Reference Lines on Earth
To locate a position on Earths surface, you must first have some point
to start from. If you imagine Earth in motion, you will notice that it
spins on its axis. The axis is the imaginary line drawn between the
North Pole and South Pole that forms the first point of reference. The
second point of reference is the Equator, which divides Earth into two
parts, the Northern Hemisphere and the Southern Hemisphere.
We now have our starting points. For practical application in locating a
position, two points of reference were not adequate so we had to create
great and small circles around Earth.
A great circle is formed by a
plane passing through the
center of Earth. Figure 1-5

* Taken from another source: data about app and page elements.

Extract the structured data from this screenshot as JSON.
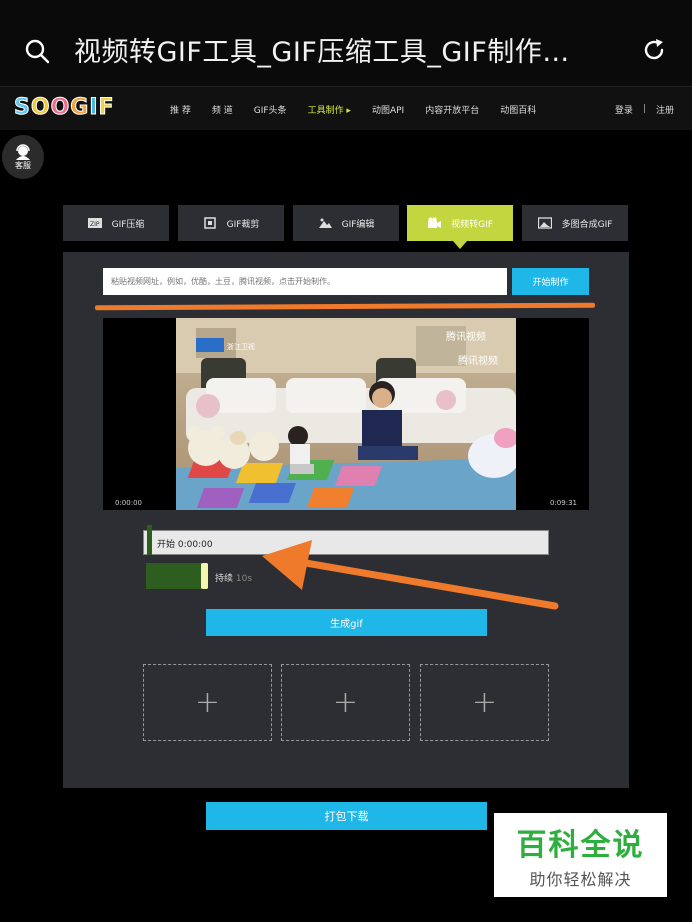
{
  "browser": {
    "title": "视频转GIF工具_GIF压缩工具_GIF制作…"
  },
  "site": {
    "logo": "SOOGIF",
    "logo_colors": [
      "#5ec4f0",
      "#f0c93a",
      "#f06a8c",
      "#f2a23a",
      "#4ab8d8",
      "#f0d040"
    ],
    "nav": [
      "推 荐",
      "频 道",
      "GIF头条",
      "工具制作",
      "动图API",
      "内容开放平台",
      "动图百科"
    ],
    "active_nav": "工具制作",
    "login": "登录",
    "separator": "|",
    "register": "注册"
  },
  "customer_service": {
    "label": "客服"
  },
  "tabs": [
    {
      "label": "GIF压缩",
      "icon": "zip-icon"
    },
    {
      "label": "GIF裁剪",
      "icon": "crop-icon"
    },
    {
      "label": "GIF编辑",
      "icon": "image-edit-icon"
    },
    {
      "label": "视频转GIF",
      "icon": "video-camera-icon",
      "active": true
    },
    {
      "label": "多图合成GIF",
      "icon": "multi-image-icon"
    }
  ],
  "url_input": {
    "placeholder": "粘贴视频网址，例如，优酷，土豆，腾讯视频，点击开始制作。",
    "value": ""
  },
  "start_button": "开始制作",
  "video": {
    "current_time": "0:00:00",
    "total_time": "0:09:31",
    "watermark_left": "浙江卫视",
    "watermark_right_1": "腾讯视频",
    "watermark_right_2": "腾讯视频"
  },
  "timeline": {
    "start_label": "开始 0:00:00",
    "duration_label": "持续",
    "duration_value": "10s"
  },
  "generate_button": "生成gif",
  "slots": [
    "+",
    "+",
    "+"
  ],
  "download_button": "打包下载",
  "watermark": {
    "title": "百科全说",
    "subtitle": "助你轻松解决"
  },
  "colors": {
    "accent_blue": "#1fb6e8",
    "active_tab": "#c3d640",
    "arrow_orange": "#f07a2b",
    "panel": "#2d2e33"
  }
}
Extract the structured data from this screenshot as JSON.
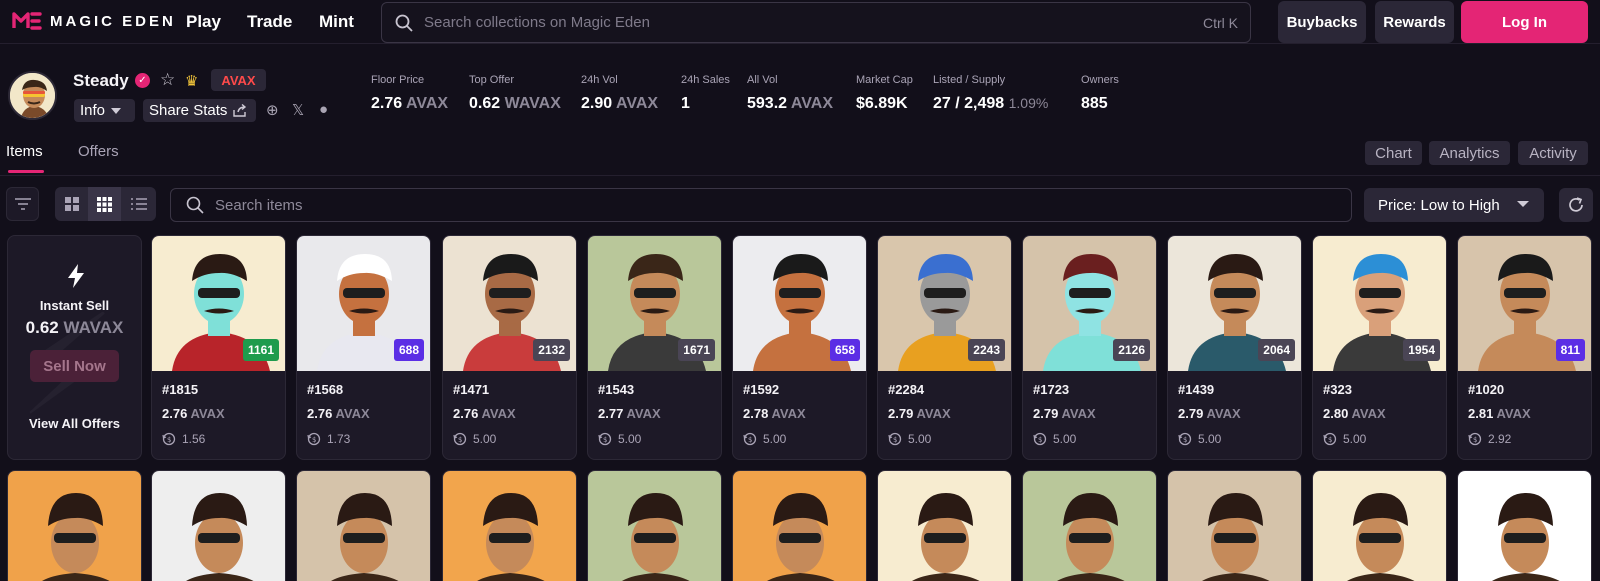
{
  "brand": {
    "name": "MAGIC EDEN",
    "accent": "#e42575"
  },
  "nav": {
    "play": "Play",
    "trade": "Trade",
    "mint": "Mint"
  },
  "search": {
    "placeholder": "Search collections on Magic Eden",
    "shortcut": "Ctrl  K"
  },
  "header_buttons": {
    "buybacks": "Buybacks",
    "rewards": "Rewards",
    "login": "Log In"
  },
  "collection": {
    "name": "Steady",
    "chain": "AVAX",
    "info_label": "Info",
    "share_label": "Share Stats"
  },
  "stats": [
    {
      "label": "Floor Price",
      "value": "2.76",
      "unit": "AVAX"
    },
    {
      "label": "Top Offer",
      "value": "0.62",
      "unit": "WAVAX"
    },
    {
      "label": "24h Vol",
      "value": "2.90",
      "unit": "AVAX"
    },
    {
      "label": "24h Sales",
      "value": "1",
      "unit": ""
    },
    {
      "label": "All Vol",
      "value": "593.2",
      "unit": "AVAX"
    },
    {
      "label": "Market Cap",
      "value": "$6.89K",
      "unit": ""
    },
    {
      "label": "Listed / Supply",
      "value": "27 / 2,498",
      "unit": "1.09%"
    },
    {
      "label": "Owners",
      "value": "885",
      "unit": ""
    }
  ],
  "tabs": {
    "items": "Items",
    "offers": "Offers"
  },
  "right_tabs": {
    "chart": "Chart",
    "analytics": "Analytics",
    "activity": "Activity"
  },
  "items_search": {
    "placeholder": "Search items"
  },
  "sort": {
    "selected": "Price: Low to High"
  },
  "instant_sell": {
    "title": "Instant Sell",
    "value": "0.62",
    "unit": "WAVAX",
    "button": "Sell Now",
    "link": "View All Offers"
  },
  "cards": [
    {
      "name": "#1815",
      "price": "2.76",
      "unit": "AVAX",
      "last": "1.56",
      "rank": "1161",
      "rank_color": "#1e9b4d",
      "bg": "#f7ecd0"
    },
    {
      "name": "#1568",
      "price": "2.76",
      "unit": "AVAX",
      "last": "1.73",
      "rank": "688",
      "rank_color": "#5b2ee5",
      "bg": "#e9e9ec"
    },
    {
      "name": "#1471",
      "price": "2.76",
      "unit": "AVAX",
      "last": "5.00",
      "rank": "2132",
      "rank_color": "#4a4555",
      "bg": "#ece2d2"
    },
    {
      "name": "#1543",
      "price": "2.77",
      "unit": "AVAX",
      "last": "5.00",
      "rank": "1671",
      "rank_color": "#4a4555",
      "bg": "#b9c79a"
    },
    {
      "name": "#1592",
      "price": "2.78",
      "unit": "AVAX",
      "last": "5.00",
      "rank": "658",
      "rank_color": "#5b2ee5",
      "bg": "#ececef"
    },
    {
      "name": "#2284",
      "price": "2.79",
      "unit": "AVAX",
      "last": "5.00",
      "rank": "2243",
      "rank_color": "#4a4555",
      "bg": "#d9c6ac"
    },
    {
      "name": "#1723",
      "price": "2.79",
      "unit": "AVAX",
      "last": "5.00",
      "rank": "2126",
      "rank_color": "#4a4555",
      "bg": "#d5c3aa"
    },
    {
      "name": "#1439",
      "price": "2.79",
      "unit": "AVAX",
      "last": "5.00",
      "rank": "2064",
      "rank_color": "#4a4555",
      "bg": "#ece6da"
    },
    {
      "name": "#323",
      "price": "2.80",
      "unit": "AVAX",
      "last": "5.00",
      "rank": "1954",
      "rank_color": "#4a4555",
      "bg": "#f7ecd0"
    },
    {
      "name": "#1020",
      "price": "2.81",
      "unit": "AVAX",
      "last": "2.92",
      "rank": "811",
      "rank_color": "#5b2ee5",
      "bg": "#d7c4ab"
    }
  ],
  "row2_backgrounds": [
    "#f0a24a",
    "#eeeeee",
    "#d5c3aa",
    "#f2a54c",
    "#b9c79a",
    "#f0a24a",
    "#f7ecd0",
    "#b9c79a",
    "#d5c3aa",
    "#f7ecd0",
    "#ffffff"
  ]
}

illustrates our imaginary line
that connects the North Pole
and South Pole. The great
circle passes directly through
the center of Earth, but more

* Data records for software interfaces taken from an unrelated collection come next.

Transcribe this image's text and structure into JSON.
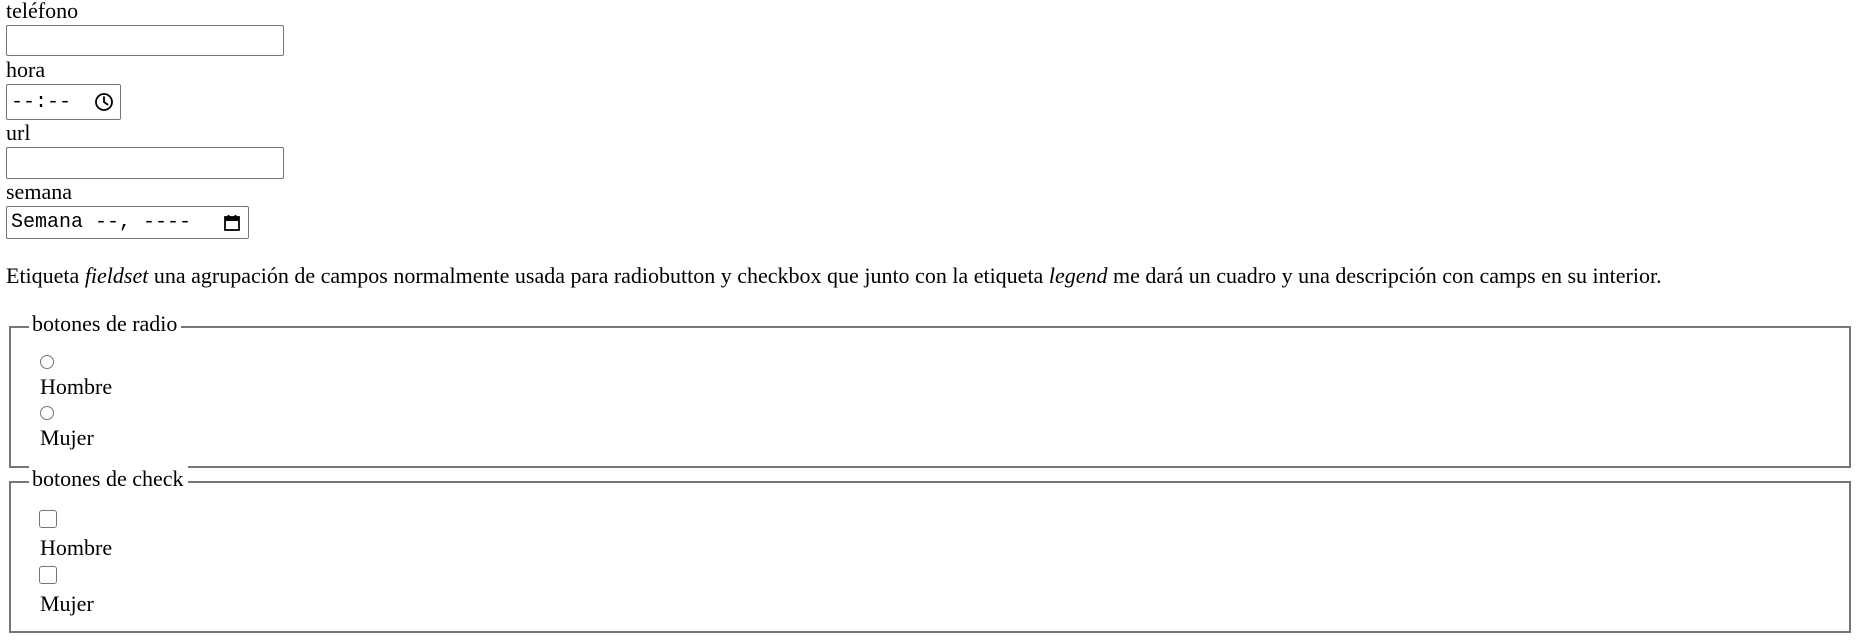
{
  "fields": {
    "telefono": {
      "label": "teléfono",
      "value": ""
    },
    "hora": {
      "label": "hora",
      "placeholder": "--:--"
    },
    "url": {
      "label": "url",
      "value": ""
    },
    "semana": {
      "label": "semana",
      "placeholder": "Semana --, ----"
    }
  },
  "paragraph": {
    "part1": "Etiqueta ",
    "em1": "fieldset",
    "part2": " una agrupación de campos normalmente usada para radiobutton y checkbox que junto con la etiqueta ",
    "em2": "legend",
    "part3": " me dará un cuadro y una descripción con camps en su interior."
  },
  "radio_group": {
    "legend": "botones de radio",
    "options": [
      {
        "label": "Hombre",
        "checked": false
      },
      {
        "label": "Mujer",
        "checked": false
      }
    ]
  },
  "check_group": {
    "legend": "botones de check",
    "options": [
      {
        "label": "Hombre",
        "checked": false
      },
      {
        "label": "Mujer",
        "checked": false
      }
    ]
  },
  "icons": {
    "time_picker": "clock-icon",
    "week_picker": "calendar-icon"
  }
}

importantly, around Earths
surface. The Equator is also a
Figure 1-5. Examples of great circles.
A small circle is formed by
planes that do not pass
through the center of Earth.
Figure 1-6 illustrates several
small circles. How will these
circles allow us to find our
position? The answer is that
certain great circles and small
circles have special meaning
for navigation purposes.
They are called parallels of
latitude and meridians of
Figure 1-6. Examples of small circles.